Table of Contents
I Groping In A Strange Environment: 1788-1851
II Farmers Take The Initiative: 1851-1888
i Setting the scene for change
ii A transplanted community; a transplanted technology
iii The development of appropriate technology
iv Importation, adaptation and innovation in cropping
v Introduction and innovation in livestock husbandry
III Enter Education And Science: 1888-1927
IV Agricultural Science Pays Dividends: 1927-1987
V Examples Of Research And Development 1928-1988
VI International Aspects Of Agricultural Research
VII Future Prospects

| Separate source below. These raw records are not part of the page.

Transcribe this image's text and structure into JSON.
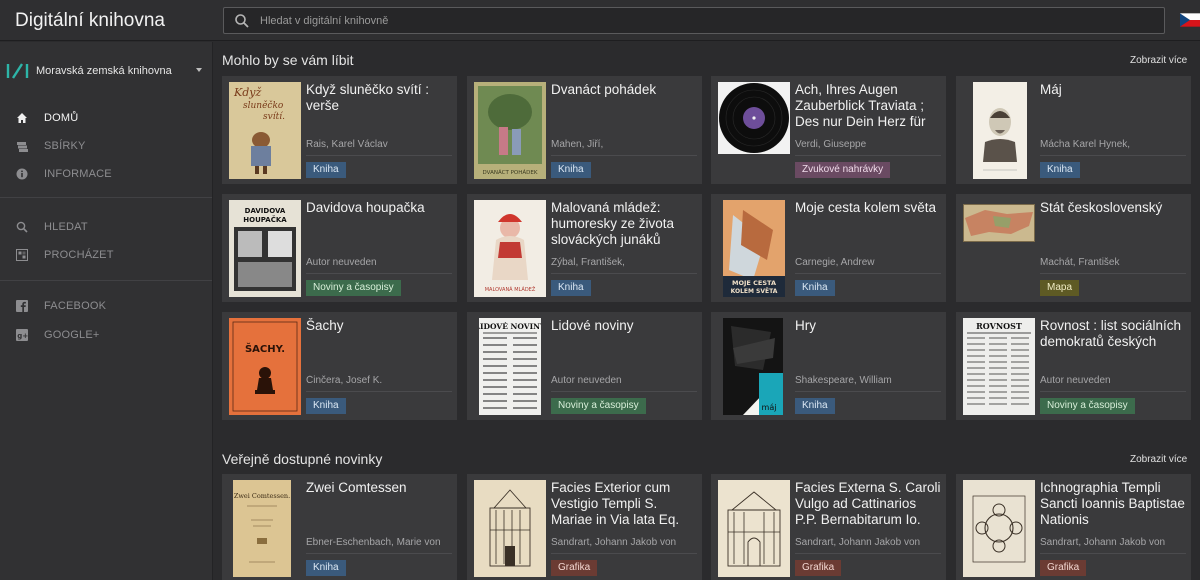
{
  "app": {
    "title": "Digitální knihovna"
  },
  "search": {
    "placeholder": "Hledat v digitální knihovně"
  },
  "library": {
    "name": "Moravská zemská knihovna"
  },
  "nav": {
    "home": "DOMŮ",
    "collections": "SBÍRKY",
    "info": "INFORMACE",
    "search": "HLEDAT",
    "browse": "PROCHÁZET",
    "facebook": "FACEBOOK",
    "google": "GOOGLE+"
  },
  "section1": {
    "title": "Mohlo by se vám líbit",
    "more": "Zobrazit více",
    "cards": [
      {
        "title": "Když sluněčko svítí : verše",
        "author": "Rais, Karel Václav",
        "badge": "Kniha",
        "type": "kniha"
      },
      {
        "title": "Dvanáct pohádek",
        "author": "Mahen, Jiří,",
        "badge": "Kniha",
        "type": "kniha"
      },
      {
        "title": "Ach, Ihres Augen Zauberblick Traviata ; Des nur Dein Herz für",
        "author": "Verdi, Giuseppe",
        "badge": "Zvukové nahrávky",
        "type": "zvuk"
      },
      {
        "title": "Máj",
        "author": "Mácha Karel Hynek,",
        "badge": "Kniha",
        "type": "kniha"
      },
      {
        "title": "Davidova houpačka",
        "author": "Autor neuveden",
        "badge": "Noviny a časopisy",
        "type": "noviny"
      },
      {
        "title": "Malovaná mládež: humoresky ze života slováckých junáků",
        "author": "Zýbal, František,",
        "badge": "Kniha",
        "type": "kniha"
      },
      {
        "title": "Moje cesta kolem světa",
        "author": "Carnegie, Andrew",
        "badge": "Kniha",
        "type": "kniha"
      },
      {
        "title": "Stát československý",
        "author": "Machát, František",
        "badge": "Mapa",
        "type": "mapa"
      },
      {
        "title": "Šachy",
        "author": "Činčera, Josef K.",
        "badge": "Kniha",
        "type": "kniha"
      },
      {
        "title": "Lidové noviny",
        "author": "Autor neuveden",
        "badge": "Noviny a časopisy",
        "type": "noviny"
      },
      {
        "title": "Hry",
        "author": "Shakespeare, William",
        "badge": "Kniha",
        "type": "kniha"
      },
      {
        "title": "Rovnost : list sociálních demokratů českých",
        "author": "Autor neuveden",
        "badge": "Noviny a časopisy",
        "type": "noviny"
      }
    ]
  },
  "section2": {
    "title": "Veřejně dostupné novinky",
    "more": "Zobrazit více",
    "cards": [
      {
        "title": "Zwei Comtessen",
        "author": "Ebner-Eschenbach, Marie von",
        "badge": "Kniha",
        "type": "kniha"
      },
      {
        "title": "Facies Exterior cum Vestigio Templi S. Mariae in Via lata Eq.",
        "author": "Sandrart, Johann Jakob von",
        "badge": "Grafika",
        "type": "grafika"
      },
      {
        "title": "Facies Externa S. Caroli Vulgo ad Cattinarios P.P. Bernabitarum Io.",
        "author": "Sandrart, Johann Jakob von",
        "badge": "Grafika",
        "type": "grafika"
      },
      {
        "title": "Ichnographia Templi Sancti Ioannis Baptistae Nationis",
        "author": "Sandrart, Johann Jakob von",
        "badge": "Grafika",
        "type": "grafika"
      }
    ]
  },
  "thumb_text": {
    "s1_0": [
      "Když",
      "sluněčko",
      "svítí."
    ],
    "s1_1": [
      "DVANÁCT POHÁDEK"
    ],
    "s1_4": [
      "DAVIDOVA",
      "HOUPAČKA"
    ],
    "s1_5": [
      "MALOVANÁ MLÁDEŽ"
    ],
    "s1_6": [
      "MOJE CESTA",
      "KOLEM SVĚTA"
    ],
    "s1_8": [
      "ŠACHY."
    ],
    "s1_9": [
      "LIDOVÉ NOVINY"
    ],
    "s1_10": [
      "máj"
    ],
    "s1_11": [
      "ROVNOST"
    ],
    "s2_0": [
      "Zwei Comtessen."
    ]
  },
  "colors": {
    "kniha": "#3a5a7c",
    "noviny": "#3c6b4c",
    "zvuk": "#6a4a62",
    "mapa": "#5e5a24",
    "grafika": "#6b3b33"
  }
}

Importation, adaptation and innovation in croppingThe development of the local agricultural engineering industry from the 1860s to the depression in the early 1890s, together with the rapid progress in agricultural machinery manufacture in the United Kingdom and United States, helped Australian agriculture towards the development of low cost, low labour, extensive systems of production. The major agricultural machinery and implement makers in the United Kingdom and the United States advertised extensively in the Australian press and demonstrated their products at local agricultural shows. These overseas engineering industries were more highly developed than those in Australia and so the more complex machines such as steam engines, and reapers and binders, tended to be imported; whereas local makers of ploughs and simpler items were able to challenge the importers of such products, especially as the local ploughs were adapted to be used for the shallower ploughing and the breaking up of the turned furrow which had been found more appropriate to the soils and baking temperatures of Australia.

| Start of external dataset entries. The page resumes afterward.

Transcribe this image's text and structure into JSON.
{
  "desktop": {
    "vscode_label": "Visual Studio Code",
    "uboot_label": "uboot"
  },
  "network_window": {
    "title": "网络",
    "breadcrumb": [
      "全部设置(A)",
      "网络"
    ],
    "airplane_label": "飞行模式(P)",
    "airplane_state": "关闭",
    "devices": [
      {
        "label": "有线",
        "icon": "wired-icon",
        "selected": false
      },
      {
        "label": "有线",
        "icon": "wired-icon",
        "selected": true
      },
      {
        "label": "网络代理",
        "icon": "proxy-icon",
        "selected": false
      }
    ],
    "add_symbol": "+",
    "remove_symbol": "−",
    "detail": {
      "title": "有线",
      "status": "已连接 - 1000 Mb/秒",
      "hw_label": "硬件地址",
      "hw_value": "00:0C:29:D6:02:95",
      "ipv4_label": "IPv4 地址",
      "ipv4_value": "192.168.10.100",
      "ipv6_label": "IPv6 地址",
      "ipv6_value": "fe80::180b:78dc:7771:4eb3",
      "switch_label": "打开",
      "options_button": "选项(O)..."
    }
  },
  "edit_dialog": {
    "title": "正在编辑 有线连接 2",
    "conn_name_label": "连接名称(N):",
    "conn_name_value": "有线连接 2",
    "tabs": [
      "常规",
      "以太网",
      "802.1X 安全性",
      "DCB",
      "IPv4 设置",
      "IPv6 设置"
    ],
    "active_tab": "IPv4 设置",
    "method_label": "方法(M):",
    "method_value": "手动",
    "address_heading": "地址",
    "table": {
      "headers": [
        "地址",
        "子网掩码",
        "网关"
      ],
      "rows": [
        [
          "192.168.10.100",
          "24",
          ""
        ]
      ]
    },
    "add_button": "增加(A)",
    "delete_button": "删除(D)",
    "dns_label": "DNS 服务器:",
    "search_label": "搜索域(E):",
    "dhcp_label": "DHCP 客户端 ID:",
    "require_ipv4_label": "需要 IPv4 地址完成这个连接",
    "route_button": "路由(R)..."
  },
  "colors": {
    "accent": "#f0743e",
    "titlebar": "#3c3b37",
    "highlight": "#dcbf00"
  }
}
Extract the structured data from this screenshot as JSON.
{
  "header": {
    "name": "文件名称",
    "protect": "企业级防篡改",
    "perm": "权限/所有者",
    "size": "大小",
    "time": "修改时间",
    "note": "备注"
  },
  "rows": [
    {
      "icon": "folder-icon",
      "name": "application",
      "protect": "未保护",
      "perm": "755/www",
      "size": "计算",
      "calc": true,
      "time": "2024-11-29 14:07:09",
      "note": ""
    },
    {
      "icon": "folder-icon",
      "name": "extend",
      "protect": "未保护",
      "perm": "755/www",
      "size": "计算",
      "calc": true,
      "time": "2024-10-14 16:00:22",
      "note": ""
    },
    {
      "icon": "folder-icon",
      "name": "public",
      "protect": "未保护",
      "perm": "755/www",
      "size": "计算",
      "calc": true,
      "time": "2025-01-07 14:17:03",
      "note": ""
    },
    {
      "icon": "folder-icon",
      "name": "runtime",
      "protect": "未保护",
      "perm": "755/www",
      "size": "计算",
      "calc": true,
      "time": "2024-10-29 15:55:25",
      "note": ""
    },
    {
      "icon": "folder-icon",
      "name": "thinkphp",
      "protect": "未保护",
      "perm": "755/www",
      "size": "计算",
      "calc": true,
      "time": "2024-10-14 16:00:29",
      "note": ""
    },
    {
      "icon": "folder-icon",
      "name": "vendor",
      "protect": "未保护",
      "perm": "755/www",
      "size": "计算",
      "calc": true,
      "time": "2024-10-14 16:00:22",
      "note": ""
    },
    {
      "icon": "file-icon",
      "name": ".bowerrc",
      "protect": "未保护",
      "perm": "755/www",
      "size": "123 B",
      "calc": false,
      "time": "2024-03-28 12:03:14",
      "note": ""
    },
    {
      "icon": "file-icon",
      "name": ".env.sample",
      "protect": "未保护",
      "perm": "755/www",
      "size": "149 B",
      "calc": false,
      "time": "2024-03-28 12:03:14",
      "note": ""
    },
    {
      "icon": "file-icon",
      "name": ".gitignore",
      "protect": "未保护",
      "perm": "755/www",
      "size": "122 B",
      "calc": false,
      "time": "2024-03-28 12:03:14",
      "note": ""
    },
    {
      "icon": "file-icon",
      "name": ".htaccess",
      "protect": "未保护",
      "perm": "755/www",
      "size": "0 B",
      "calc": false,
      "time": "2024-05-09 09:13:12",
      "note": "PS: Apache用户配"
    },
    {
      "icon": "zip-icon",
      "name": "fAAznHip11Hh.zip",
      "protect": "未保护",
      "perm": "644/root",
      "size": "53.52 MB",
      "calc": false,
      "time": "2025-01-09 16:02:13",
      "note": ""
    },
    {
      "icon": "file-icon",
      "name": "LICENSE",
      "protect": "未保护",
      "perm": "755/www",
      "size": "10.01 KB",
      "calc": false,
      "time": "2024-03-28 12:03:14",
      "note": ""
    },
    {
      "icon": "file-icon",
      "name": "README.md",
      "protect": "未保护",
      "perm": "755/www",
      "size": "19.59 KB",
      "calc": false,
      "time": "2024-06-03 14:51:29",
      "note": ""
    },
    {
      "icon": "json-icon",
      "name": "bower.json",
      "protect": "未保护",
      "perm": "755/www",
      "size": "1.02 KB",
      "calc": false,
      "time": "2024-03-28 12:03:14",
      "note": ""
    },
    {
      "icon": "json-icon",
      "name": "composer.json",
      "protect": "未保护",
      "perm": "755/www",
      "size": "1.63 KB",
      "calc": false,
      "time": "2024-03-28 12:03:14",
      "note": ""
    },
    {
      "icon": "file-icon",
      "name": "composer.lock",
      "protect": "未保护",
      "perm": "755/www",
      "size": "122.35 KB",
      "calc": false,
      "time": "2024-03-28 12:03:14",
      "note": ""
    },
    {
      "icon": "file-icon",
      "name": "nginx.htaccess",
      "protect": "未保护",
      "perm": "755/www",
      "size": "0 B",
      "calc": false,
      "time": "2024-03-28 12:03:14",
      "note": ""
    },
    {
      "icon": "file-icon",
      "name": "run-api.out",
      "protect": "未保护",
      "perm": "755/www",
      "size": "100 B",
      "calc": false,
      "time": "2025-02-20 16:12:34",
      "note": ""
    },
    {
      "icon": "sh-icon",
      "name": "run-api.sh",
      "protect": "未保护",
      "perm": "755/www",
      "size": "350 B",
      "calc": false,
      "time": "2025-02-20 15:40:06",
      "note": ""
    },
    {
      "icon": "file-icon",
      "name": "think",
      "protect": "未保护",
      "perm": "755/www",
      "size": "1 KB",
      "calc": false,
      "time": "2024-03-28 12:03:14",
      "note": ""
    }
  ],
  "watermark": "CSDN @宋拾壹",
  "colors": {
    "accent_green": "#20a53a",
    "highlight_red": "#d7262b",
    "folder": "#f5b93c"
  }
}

Some problems were peculiar to Australia and it was these in particular that the local machinery makers and farmers set out to solve. Cropping difficulties arose as wheat growing was expanded into the dry Mallee country of South Australia and Victoria. The vegetation of this country consisted of a dense cover of Mallee eucalyptus (a small tree which characteristically has several stems growing from large stumps at or just below ground level) which had to be grubbed out before the land could be cultivated. This was a slow and costly process until a scrub roller was devised which could be pulled through the scrub by horses or bullocks, flattening the small trees and undergrowth as it went. The flattened vegetation was then left to dry before it was burnt. This invention has been attributed by various writers to a settler called Mullens, but Charles Branson also claimed to be the inventor.

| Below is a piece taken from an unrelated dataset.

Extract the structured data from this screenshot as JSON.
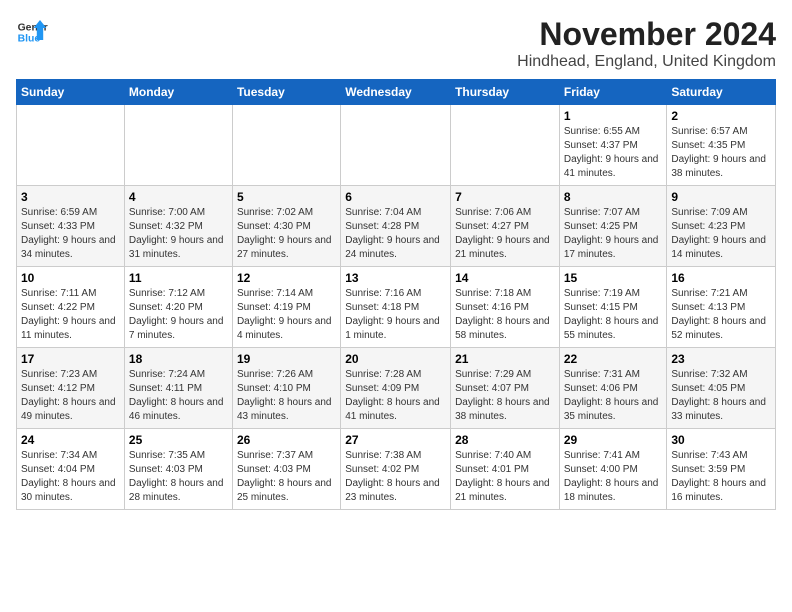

The scrub (or mallee) roller still left stumps in the ground which made ploughing difficult, until the stump-jump plough was brought into use. In 1876 a local agricultural implement maker, Richard Bowyer Smith, exhibited his 'Vixen' three-furrow stump-jump plough. When one of the mouldboards on this plough hit a stump or root, its levers allowed it to rise out of the ground and pass over the obstruction, thus enabling partially cleared land to be cultivated successfully. The stump-jump mechanism was not a totally new idea, but Smith developed it into a practical implement which was widely accepted and copied after some initial opposition. In cases such as the mallee roller, the earlier development of the stripper and similar inventions, it is perhaps invidious to name only one person as the inventor, when several people were working on similar ideas at the same time in the same locality, all encouraged by the prospect of government and agricultural society awards if they were successful. The developments of the mallee roller and the stump-jump plough together so transformed the economics of clearing, cultivating and cropping Mallee country that between 1878 and 1881 more than half a million acres of new land was taken up by wheat farmers.
People in Bright Sparcs - Smith, Richard Bowyer
© 1988 Print Edition pages 11 - 12, Online Edition 2000
Published by Australian Science and Technology Heritage Centre, using the Web Academic Resource Publisher